The findings suggest that anxiety symptoms influence how parents and their infants regulate stress, which could have important implications for children’s psychological development.
“I have long been interested in the intergenerational transmission of stress and anxiety states from parent to infant, as well as how emotion dysregulation develops early in life,” said study author Celia Smith, a PhD student at King’s College London. “I’m also incredibly curious about how our experiences of stress seem personally situated and internally regulated – but, in practice, originate from the emotional states of people around us; from our relationships.”
In the study, 68 mothers and their 12-month-old child wore miniature microphones, video cameras, electrocardiograms, and actigraphs at home, which allowed the researchers to measure moment-to-moment fluctuations in arousal in a natural setting. The wearable devices recorded the participants’ heart rate, heart rate variability, physical activity level, and vocalizations. The mothers also completed an assessment of current anxiety symptoms.
“We worked with families from a big range of socio-economic and ethnic backgrounds, which means our research has broad relevance for the general public,” explained Smith. “And we used some innovative research methods in this study that allowed us to work with families in their own homes, without researchers present. This meant we were not restricted to laboratory settings — which are not the best place for measuring authentic stress states — and could make our research more representative of the real world.”
The researchers found that higher levels of maternal anxiety were associated with higher physiological synchrony. In other words, the arousal level of anxious mothers tended to correspond to the arousal level of their infants. Both anxious and non-anxious mothers exhibited physiological reactivity in response to large-scale changes in infant arousal, but anxious mothers also exhibited reactivity to small-scale fluctuations in their infant.

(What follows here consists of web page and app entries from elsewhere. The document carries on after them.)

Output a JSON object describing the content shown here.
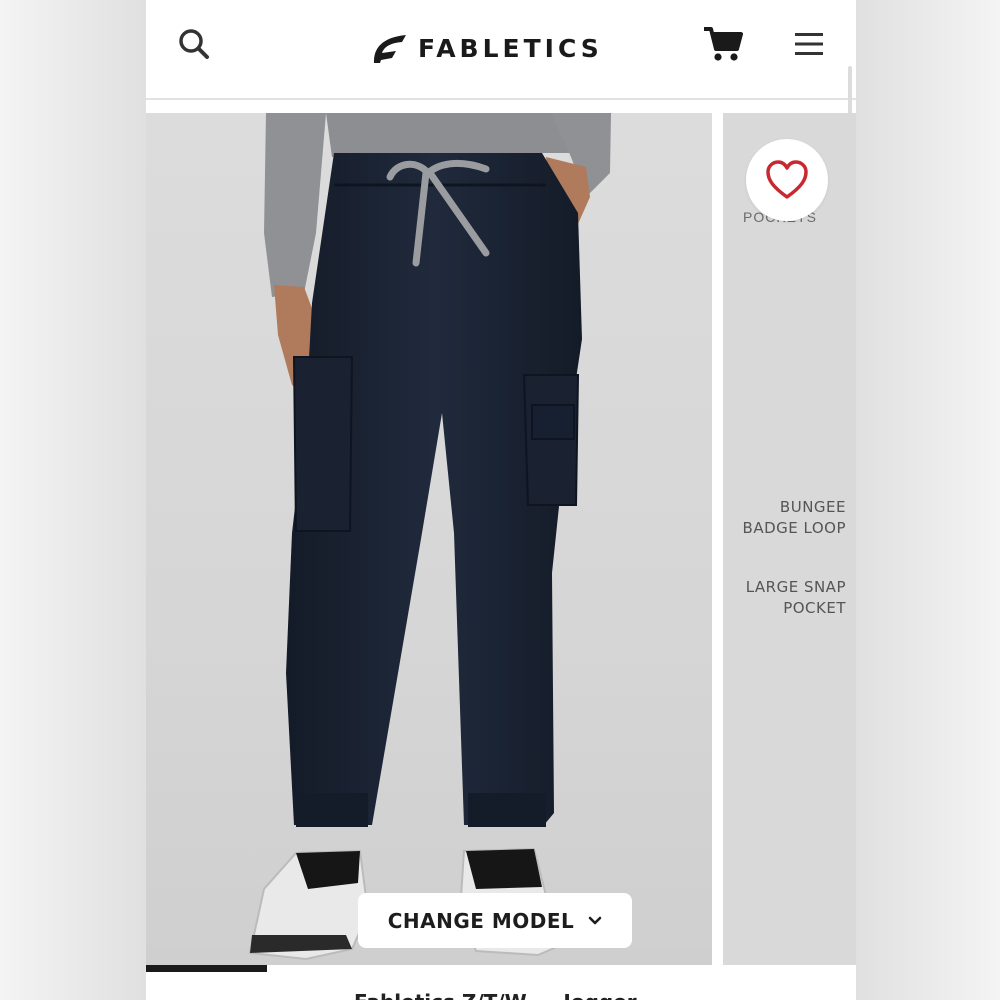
{
  "header": {
    "brand_name": "FABLETICS",
    "search_icon": "search-icon",
    "cart_icon": "cart-icon",
    "menu_icon": "hamburger-menu-icon"
  },
  "gallery": {
    "favorite_icon": "heart-outline-icon",
    "change_model_label": "CHANGE MODEL",
    "change_model_icon": "chevron-down-icon",
    "progress_fraction": 0.17,
    "second_image": {
      "partial_label": "POCKETS",
      "callouts": [
        {
          "line1": "BUNGEE",
          "line2": "BADGE LOOP"
        },
        {
          "line1": "LARGE SNAP",
          "line2": "POCKET"
        }
      ]
    }
  },
  "product": {
    "title_partial": "Fabletics Z/T/W ... Jogger"
  },
  "colors": {
    "accent_heart": "#c8282e",
    "progress_fill": "#1a1a1a",
    "pants_navy": "#1c2433"
  }
}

The findings indicate “that stress and anxiety are emotional states that come to be shared and transmitted between individuals, particularly in the context of close parent-infant relationships found in early development. In our study, we show this at the biological level, with anxious parents and infants tending to have very closely matched stress states throughout the day,” Smith told PsyPost.
“We also suggest that parental anxiety plays a role in infant self-regulation. Our study showed that anxious parents are ‘always on’; they tend to physiologically over-respond to minor stress in their infant. This is compared to non-anxious parents, who are ‘there when you need me’; they are only reactive to more extreme infant stress.”

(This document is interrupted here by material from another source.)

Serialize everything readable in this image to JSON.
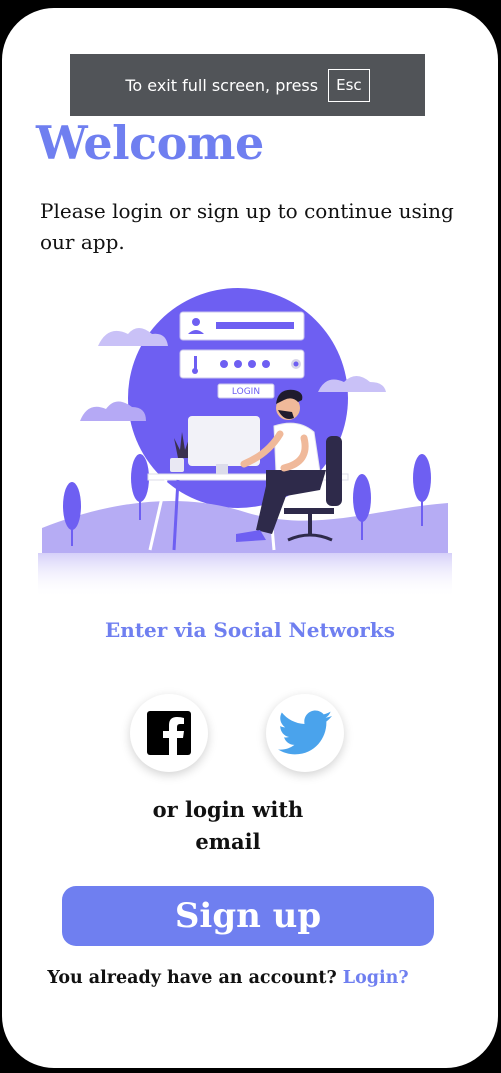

“The parenting style of being ‘always on’ is associated with slower infant recovery from upsetting moments. As anxious parents, we might therefore want to develop greater bodily awareness of our response to infant distress, particularly in relation to how it affects child emotional development,” Smith explained.
The new findings provide insight into the relationship between parental anxiety and parent-infant stress regulation, and provide a basis for future investigations into how parents can best manage anxiety symptoms. But Smith noted that the “findings of this study are only preliminary” at this point.

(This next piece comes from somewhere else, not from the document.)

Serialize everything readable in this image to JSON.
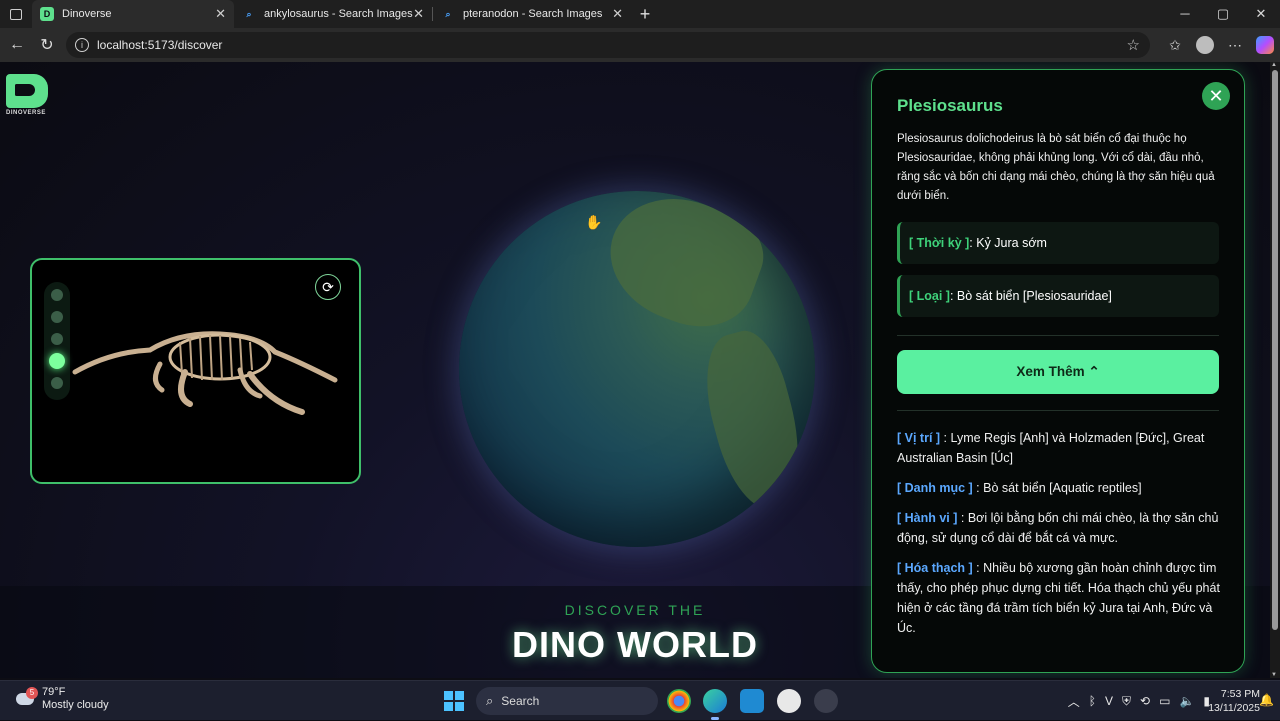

“We would need to carry out this study with many more families before making any certain claims or recommendations,” she explained. “We also didn’t include parents with severe mental illness in our study, or parents of more diverse genders, and this is something we would want to do in the future to ensure we can generalize to these groups.
“A big question for us, and for future research, is working out how to best support parents with anxiety during the perinatal period, in such a way that we can support both the parent and the infant to thrive,” Smith added.
The study, “Anxious parents show higher physiological synchrony with their infants“, was authored by C. G. Smith, E. J. H. Jones, T. Charman, K. Clackson, F. U. Mirza, and S. V. Wass.